I’m continuing with my end-of-year “Best” list posts…

I’m adding this post to ALL END-OF-YEAR “BEST” LISTS FOR 2021 IN ONE PLACE!

Seven years ago I began publishing a regular Classroom Instruction Resources Of The Week post.  You can see all my “Best” lists on instructional strategies here.

Here are my choices from the past few months:

A book about The 1619 Project was recently published (you can learn more about the project at USEFUL RESOURCES FOR LEARNING ABOUT THE 400TH ANNIVERSARY OF BRINGING ENSLAVED AFRICANS TO AMERICA). Congratulations to Nikole Hannah-Jones!
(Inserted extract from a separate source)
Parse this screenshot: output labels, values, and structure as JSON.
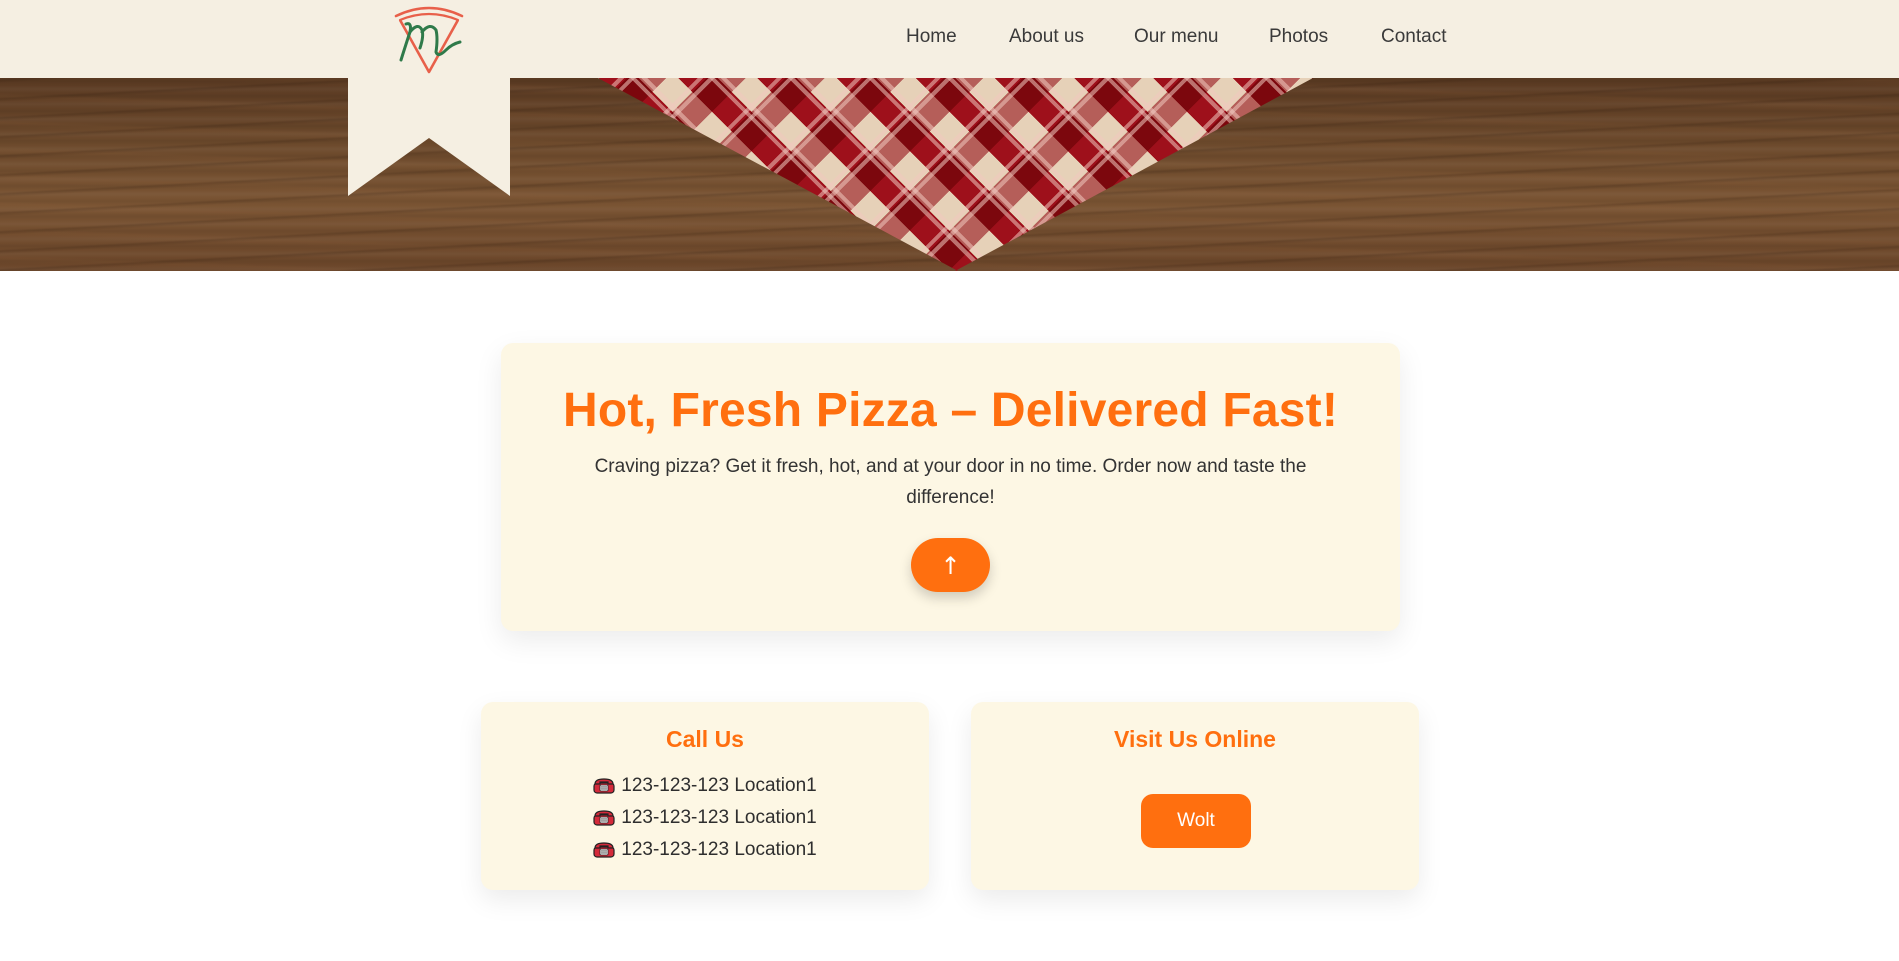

I know I’m looking forward to reading it! At the same time, the Pulitzer Center has expanded their teaching resources about it and created a new website at 1619 Education.It’s filled with tried-and-true lesson ideas from teachers across the country and will certainly almost immediately become one of the most popular education sites on the web.

Creating Authentic Audiences for Student Work is from Edutopia. I’m adding it to The Best Places Where Students Can Write For An “Authentic Audience”

A year ago, I wrote The Difference Between “Good” Teaching & “Successful” Teaching – And What This Means For The Next School Year. Larry Cuban, who wrote a piece that prompted me to write that post, now has written another interesting commentary, Whatever Happened to “Ambitious” Teaching? For more info, see David Wees’ What is Ambitious Teaching?

The Smithsonian Learning Lab is a very impressive resource. Here’s a guide on how to use it.

I really like this lesson from Shana White and Edutopia:



The National Museum of American History shares their most popular lesson plans.

A Choice Board for Teaching and Learning With The New York Times is from The NY Times Learning Network.

4 Reading Strategies to Retire This Year (Plus 6 to Try Out!) is from Edutopia. I’m adding it to The Best Posts On Reading Strategies & Comprehension – Help Me Find More!

Teach Writing With The New York Times: Our 2021-22 Curriculum is from The NY Times Learning Network.

Read Write Think has relaunched their website.

Teaching in an Era of Polarization is from NEA News. I’m adding it to The Best Posts & Articles On How To Teach “Controversial” Topics.

Teaching About the Capitol Insurrection is from On Social Studies and Education. I’m adding it to WAYS TO TEACH ABOUT TODAY’S INSURRECTION – SHARE YOUR OWN.

I’m adding this new Edutopia video to The Best Questions To Use For Class Closing Activities — What Are Yours?

Teaching Current Events: Educator Guide is from Facing History, and is updated. I’m adding it to The Best Resources & Ideas For Teaching About Current Events.

Google Arts & Culture is an amazing site, and I have posted about it often. Earlier this year, they finally create a sort of “teacher’s hub” for it (see Finally, Google Creates A Central Teachers’ Hub For Its Amazing “Arts & Culture” Site). More recently, they announced a new Teacher Guide. It seems like almost a guide to their “teacher’s hub.”  The Arts and Culture site is sort of a bottomless pit of amazing stuff, so the more they make it accessible to educators, the better….

Literary Puzzles: Using the Do Now in English is from Codexterous. I’m adding it to The Best Resources For “Do Now” Activities To Begin A Class.

There’s No Excuse for Not Teaching Critical Thinking is from Education Post. I’m adding it to The Best Resources On Teaching & Learning Critical Thinking In The Classroom.

This is the best thing I’ve read about interleaving: INTERLEAVING is from The Learning Agency.

Dos and don’ts for talking about students with disabilities is from Teach Learn Grow.

But what about multiple-choice questions? is from Retrieval Practice. I’m adding it to The Best Ways To Use Multiple Choice Exercises.

Here’s why students don’t revise what they write — and why they should is from The National Writing Project. I’m adding it to The Best Resources On Getting Student Writers To “Buy-Into” Revision – Help Me Find More.